Temi Olajide: How to Enjoy Travel with Your Kids
I don’t know how you cope with traveling with your children from such a young age. I honestly can’t deal. Temi, I traveled with my 18-month-old son last year, and I vowed that no more holidays until he is five years old. In fact, everyone knew there was a baby on board. He kept removing the wig of the passenger sitting next to us, then he wanted the freedom to roam around the plane. By the end of the flight, I had a migraine.
The long holiday is fast approaching, and many parents are already dreading traveling with their kids, either to their grandparent’s place, or for a family vacation.
I was having a conversation with a client a while ago, and she said: “I don’t know how you cope with traveling with your children from such a young age. I honestly can’t deal. Temi, I traveled with my 18-month-old son last year, and I vowed that no more holidays until he is five years old. In fact, everyone knew there was a baby on board. He kept removing the wig of the passenger sitting next to us, then he wanted the freedom to roam around the plane. By the end of the flight, I had a migraine.”
I sympathised with her. I could understand why she was not in a hurry to travel with her son again.
Now, I understand traveling with kids can be stressful, with the unending chant of Mummy, I want to pee. Mummy I’m hungry. Mummy, I’m bored, and the countless Are we there yet questions – it can be extremely tiring.
But, trust me, with adequate planning, traveling with kids can actually be fun (yes, I said it) and even fulfilling. Plus, the experience you expose your kids to cannot be traded for anything.
A travel trip can either be by road, air, or any trip on average over two hours.
Before the trip:
- Prepare yourself physically and psychologically.
- If you’re travelling by air, check in on time so the kids are calm and well rested before take off. A restful mum makes for a restful baby.
- Put and organise all the things you will need for the trip in one bag.
- Speak with your child if he/she is at least a year old, or older. Explain what good behaviour is and the rules of travel. It is okay to promise a reward for good behaviour (rewards are ideal until age four).
- Having a pushchair or baby carrier for babies/toddlers can be an advantage, as they can get tired or restless from walking. You can also choose to put your baby on your back.
- Get your toddlers a fancy suitcase. This will give them a sense of belonging.
- Change their diapers or ensure they go to the toilet before setting out or boarding. You want them to be settled the first few hours into the trip. Also, take an empty bottle or potty along for road trips to avoid stopping at unsafe areas.
- Feed your children before travel; you don’t want to deal with a hungry child on a long trip.
During the trip:

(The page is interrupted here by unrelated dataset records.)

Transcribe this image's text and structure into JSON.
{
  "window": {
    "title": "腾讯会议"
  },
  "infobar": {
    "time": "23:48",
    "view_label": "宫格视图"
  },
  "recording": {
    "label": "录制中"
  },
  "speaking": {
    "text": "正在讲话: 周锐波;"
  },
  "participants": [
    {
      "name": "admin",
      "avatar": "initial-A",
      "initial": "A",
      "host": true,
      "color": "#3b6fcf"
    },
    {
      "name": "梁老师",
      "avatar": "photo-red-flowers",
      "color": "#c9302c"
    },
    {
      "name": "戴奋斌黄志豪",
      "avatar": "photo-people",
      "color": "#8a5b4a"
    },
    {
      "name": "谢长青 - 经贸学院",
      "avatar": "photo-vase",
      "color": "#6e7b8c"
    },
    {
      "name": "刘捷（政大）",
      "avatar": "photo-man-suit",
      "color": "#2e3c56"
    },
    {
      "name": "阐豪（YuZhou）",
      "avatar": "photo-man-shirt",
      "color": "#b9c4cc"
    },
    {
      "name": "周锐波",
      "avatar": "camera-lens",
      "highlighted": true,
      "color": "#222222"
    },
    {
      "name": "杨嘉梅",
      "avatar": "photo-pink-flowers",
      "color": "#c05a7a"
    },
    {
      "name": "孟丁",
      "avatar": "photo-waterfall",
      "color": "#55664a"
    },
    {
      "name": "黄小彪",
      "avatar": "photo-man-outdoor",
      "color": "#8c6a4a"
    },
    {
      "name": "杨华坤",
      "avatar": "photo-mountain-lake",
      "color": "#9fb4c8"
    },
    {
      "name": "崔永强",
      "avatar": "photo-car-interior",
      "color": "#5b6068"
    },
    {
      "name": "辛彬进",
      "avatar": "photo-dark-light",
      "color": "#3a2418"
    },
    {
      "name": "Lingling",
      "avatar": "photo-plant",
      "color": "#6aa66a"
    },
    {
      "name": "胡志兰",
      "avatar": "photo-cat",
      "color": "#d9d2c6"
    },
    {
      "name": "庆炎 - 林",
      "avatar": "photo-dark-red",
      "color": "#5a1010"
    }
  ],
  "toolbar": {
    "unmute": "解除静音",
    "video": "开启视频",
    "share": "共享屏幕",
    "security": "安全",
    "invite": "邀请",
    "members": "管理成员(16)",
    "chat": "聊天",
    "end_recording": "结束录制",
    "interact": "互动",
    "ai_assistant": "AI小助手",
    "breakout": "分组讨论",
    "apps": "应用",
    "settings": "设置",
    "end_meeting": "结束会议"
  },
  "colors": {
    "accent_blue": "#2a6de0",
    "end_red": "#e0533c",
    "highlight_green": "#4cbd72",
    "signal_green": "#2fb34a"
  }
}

- As soon as you get into the car or plane, organise everything you will need for the trip – extra clothing, wipes, baby food, snacks, water, etc. Everything should be within reach.
- Choose seats wisely for plane travel. Prioritise easy access to the toilet.
- Bring their favorite toys, download lots of games, coloring books, writing pads to scribble to avoid boredom.
- Teach your kids manners – encourage them to talk instead of crying or shouting. If they behave badly in public, take them to the toilet to correct them.
- If you’re taking a night trip, a bedtime routine will be beneficial. Some mums change their kid’s outfits to pajamas to put kids in a restful mood (but note that this can only work for a child that has a bedtime routine in place, prior to the trip).
- Take their favourite foods and snacks with you, preferably non-sugary snacks.
- Reduce water intake before and during the trip to avoid frequent use of toilet/change of diapers.
- Remember to take at least two spare outfits, as kids can easily mess themselves up during travel.
Above all, pray to God ahead of your trip that He will grant you favour and an enjoyable stress-free trip. Trust me, this works.
I hope you’re finally excited to go on a trip with your kids. Remember, your kids may not recollect the number of toys they had or the fancy meals they ate or the beautiful clothes they wore, but they will always remember their experiences, especially the fun travels.